Of course, this old tale has probably been embellished over the centuries. But the moral of the story is true. When you gradually introduce new challenges, your body adapts to handle the load.
Why Is Progressive Overload Important?
Once your body adapts to something new, you develop a tolerance. And when that happens, your body is resistant to change.
As an example, say you drink a cup of coffee every day for energy. After a while, you develop a tolerance for caffeine. Then you have to drink two cups of coffee to get the same energy boost.
Similarly, your body develops a tolerance for resistance training. At first, you gain muscle with little effort. But, over time, you have to increase your workload in order to continue gaining.
Progressive overload prevents your body from getting used to the stress of training. And that means you continue to grow.
Two Types of Progressive Overload
You’re reading this because your goal is to get stronger and increase muscle mass. But let’s pretend for a moment that you want to improve conditioning and burn fat. So you start a cardio program where you run a mile a day.
After a few weeks, running a mile feels easy and you’ve already lost 10 lbs. So you decide to run 2 miles a day. Then, in a few more weeks, running 2 miles feels easy. But this time you only lost 3 lbs. Eventually, you stop losing weight entirely, even though your conditioning slowly improves.
That’s because the overload is better suited to conditioning than fat burning. Therefore, you need to incorporate a second kind of overload that prioritizes fat burning over endurance. Such as an interval training program designed to burn fat.

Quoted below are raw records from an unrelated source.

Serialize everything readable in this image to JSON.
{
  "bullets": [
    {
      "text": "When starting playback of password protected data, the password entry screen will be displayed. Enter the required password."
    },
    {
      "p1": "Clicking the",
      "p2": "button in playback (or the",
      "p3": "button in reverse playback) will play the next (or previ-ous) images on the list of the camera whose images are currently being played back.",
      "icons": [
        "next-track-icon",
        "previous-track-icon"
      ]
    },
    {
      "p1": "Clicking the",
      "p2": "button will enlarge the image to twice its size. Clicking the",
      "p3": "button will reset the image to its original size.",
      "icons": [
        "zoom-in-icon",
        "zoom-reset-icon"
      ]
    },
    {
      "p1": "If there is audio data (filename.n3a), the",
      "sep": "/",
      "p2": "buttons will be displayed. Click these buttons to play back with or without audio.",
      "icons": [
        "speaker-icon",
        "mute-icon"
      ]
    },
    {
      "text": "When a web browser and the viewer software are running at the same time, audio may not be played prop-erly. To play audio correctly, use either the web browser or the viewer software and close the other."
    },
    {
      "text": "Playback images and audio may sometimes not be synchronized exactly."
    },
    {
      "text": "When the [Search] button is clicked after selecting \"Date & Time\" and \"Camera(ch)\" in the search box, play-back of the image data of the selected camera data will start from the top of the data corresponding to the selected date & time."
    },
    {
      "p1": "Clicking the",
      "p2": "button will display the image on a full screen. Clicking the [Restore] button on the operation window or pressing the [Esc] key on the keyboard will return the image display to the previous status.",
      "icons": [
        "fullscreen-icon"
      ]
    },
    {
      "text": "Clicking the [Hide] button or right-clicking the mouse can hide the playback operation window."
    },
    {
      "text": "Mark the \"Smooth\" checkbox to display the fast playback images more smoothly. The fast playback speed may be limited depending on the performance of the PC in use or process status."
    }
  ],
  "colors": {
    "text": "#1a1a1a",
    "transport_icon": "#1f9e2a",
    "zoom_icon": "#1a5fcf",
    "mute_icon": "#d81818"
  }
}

In the same way, the goals of muscle strength and muscle growth are not always related. So if you only train for one, you eventually hit a plateau in the other. As a result, you need different types of overload to achieve ongoing gains in strength and growth.
1. Increase Load (Strength)
Like Milo and the calf, the classic example of progressive overload is a gradual increase in load. In other words, the amount of weight you lift. Most likely, this is how you’re used to training.
When you do this day after day, you see steady strength gains. However, as you reach your limits, getting stronger gets harder. So you are incentivized to change your form in order to lift more.
During a heavy squat, for instance, you tend to use a wider stance and place the bar lower on your back. This technique spreads the load to other muscle groups, allowing you to generate more power and lift more weight. Basically, you train your body to become more efficient at moving heavy weight.
Meanwhile, you take some of the load away from specific muscles like the quadriceps. Therefore your quads are no longer directly stimulated and do not continue to grow.
In this case, you get stronger without gaining muscle. And it shows that muscle strength and muscle growth are not always directly related. For that reason, you have to implement the second type of progressive overload to continuously improve.
2. Increase Intensity (Growth)
The second type of overload is about using less weight to do more work. In resistance training, the amount of energy you expend in a given time is called exercise intensity. And intensity increases when you do more work in less time.
As a simple example, consider the amount of work you do in a set of bench press. Work is equal to Force times Distance.
W = F x D
So let’s say you can bench press 250 pounds for 3 repetitions. And for simplicity’s sake, assume you move the bar a distance of 1 foot. Then the amount of work you do in that set is:
250 lbs x 3 reps x 1 ft = 750 ft-lbs
On the other hand, you can also press 200 lbs for 8 reps. So the amount of work you do in that set is:
200 lbs x 8 reps x 1 ft = 1,600 ft-lbs
As you can see, you did about twice as much work even though the weight was less. In addition, it takes less time to recover from lifting moderate weight. So you can take shorter rests between sets.
For instance, in a span of 5 minutes, you might only complete 2 sets with 250 lbs. But you can do 3 sets with 200 lbs. Therefore, the total amount of work you do in 5 minutes is:
750 ft-lbs per set x 2 sets = 1,500 ft-lbs
1,600 ft-lbs per set x 3 sets = 4,800 ft-lbs